The baby boomer generation comes to an end and the boomers want to pass on their wealth to the next generation. Most of them do this by making a last will and testament. Others set up trusts. Some of them try to avoid later disputes by creating a family financial agreement before they die. Whatever the case, lawyers are making a motza in legal fees out of deceased estates disputes. Estates of a million dollars or less are treated as “small estates” in the courts. Small estates particularly need to be protected against large legal fees diminishing what is left to divide between those entitled to a share of the estate.
That is what Whitelaw Legal Group specialises in – safeguarding the estate for the entitled beneficiaries under the Will and eligible family provision claimants under the State’s Testator Family Maintenance laws. There are two main ways to achieve this – assisting family members to negotiate a pre-death financial agreement and effective post-death management of estate disputes.

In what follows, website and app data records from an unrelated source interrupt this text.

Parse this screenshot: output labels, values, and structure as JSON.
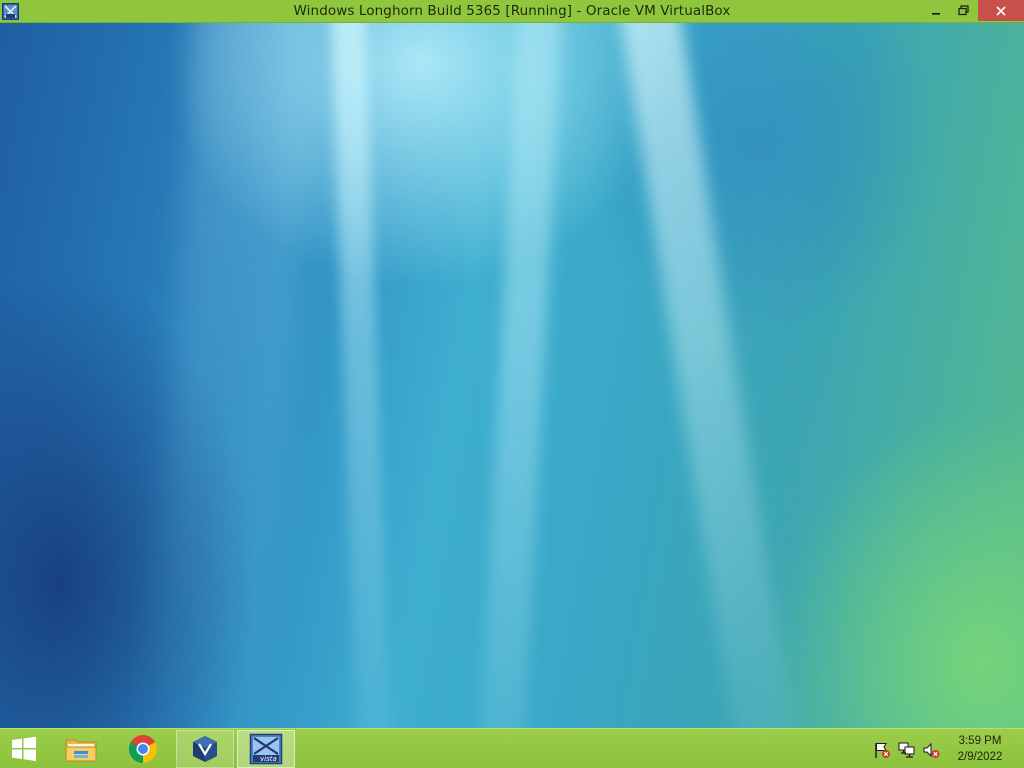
{
  "window": {
    "title": "Windows Longhorn Build 5365 [Running] - Oracle VM VirtualBox",
    "icon": "virtualbox-vm-icon",
    "controls": [
      "minimize-icon",
      "restore-icon",
      "close-icon"
    ],
    "accent_color": "#8fc63d",
    "close_color": "#c7504a"
  },
  "taskbar": {
    "color": "#8fc63d",
    "items": [
      {
        "icon": "windows-start-icon"
      },
      {
        "icon": "file-explorer-icon"
      },
      {
        "icon": "chrome-icon"
      },
      {
        "icon": "virtualbox-icon"
      },
      {
        "icon": "vista-vm-icon",
        "label": "vista"
      }
    ],
    "tray": {
      "icons": [
        "action-center-flag-icon",
        "network-icon",
        "volume-muted-icon"
      ],
      "time": "3:59 PM",
      "date": "2/9/2022"
    }
  }
}
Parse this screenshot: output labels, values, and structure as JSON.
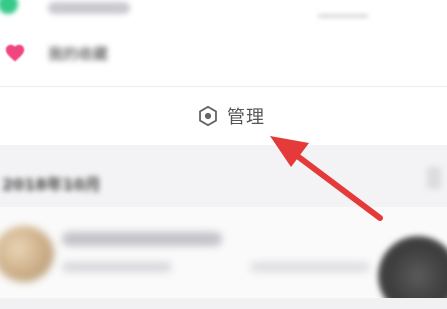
{
  "top_row": {
    "icon": "green-circle-icon"
  },
  "favorites_row": {
    "icon": "heart-icon",
    "label": "我的收藏",
    "icon_color": "#f0457d"
  },
  "manage_row": {
    "icon": "hexagon-gear-icon",
    "label": "管理",
    "label_color": "#555555"
  },
  "section": {
    "title": "2018年10月"
  },
  "annotation": {
    "type": "arrow",
    "color": "#e53a3a"
  }
}
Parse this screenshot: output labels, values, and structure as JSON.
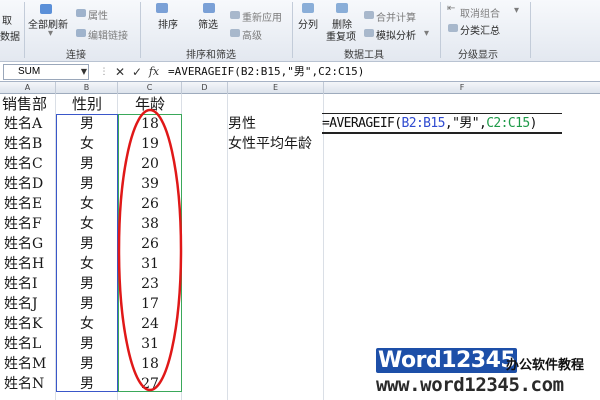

Hence, we employ our skills and experience in non-litigious dispute management and resolution methods and strategies to secure fair and equitable outcomes in the shortest possible time and at the least expense. Out of court settlements will usually need to be approved by the court.
Estate disputes that end up in court can easily cost the estate over $50,000 in legal costs and sometimes much more. To help keep money in the estate, and not let it be squandered in court proceedings, we have become specialists is helping parties reach negotiated out of court settlements at a fraction of the time and cost of litigation.
My father has recently passed away and I am upset that his last will and testament doesn’t fairly distribute his estate between my brothers and I. Mum passed away before Dad, so it is just the three of us children left. Dad appointed my two older brothers as joint executors and they are about to apply for probate of the Will. What can I do?
The law respects the right of a person who owns assets to make his or her own last will and testament to say how his or her estate should be distributed after death. However, the law also expects a testator to act fairly and reasonably in how he/she disposes of the estate, and if the Will fails, without proper justification, to provide or adequately provide for legitimate needs of the surviving spouse and/or children, the law can intervene to correct that unfairness.
If a person dies without having made a Will (intestate), it can raise its own special legal issues. Each State and Territory has its own laws that apply on intestacy, but if the statutory formula will lead to unfairness amongst the possible beneficiaries of the estate, an eligible person can still make application to the court to intervene and adjust how the estate is apportioned between the eligible statutory beneficiaries. We are specialists in this area and can advise and recommend the best options to protect and safeguard the rights and interests of eligible claimants.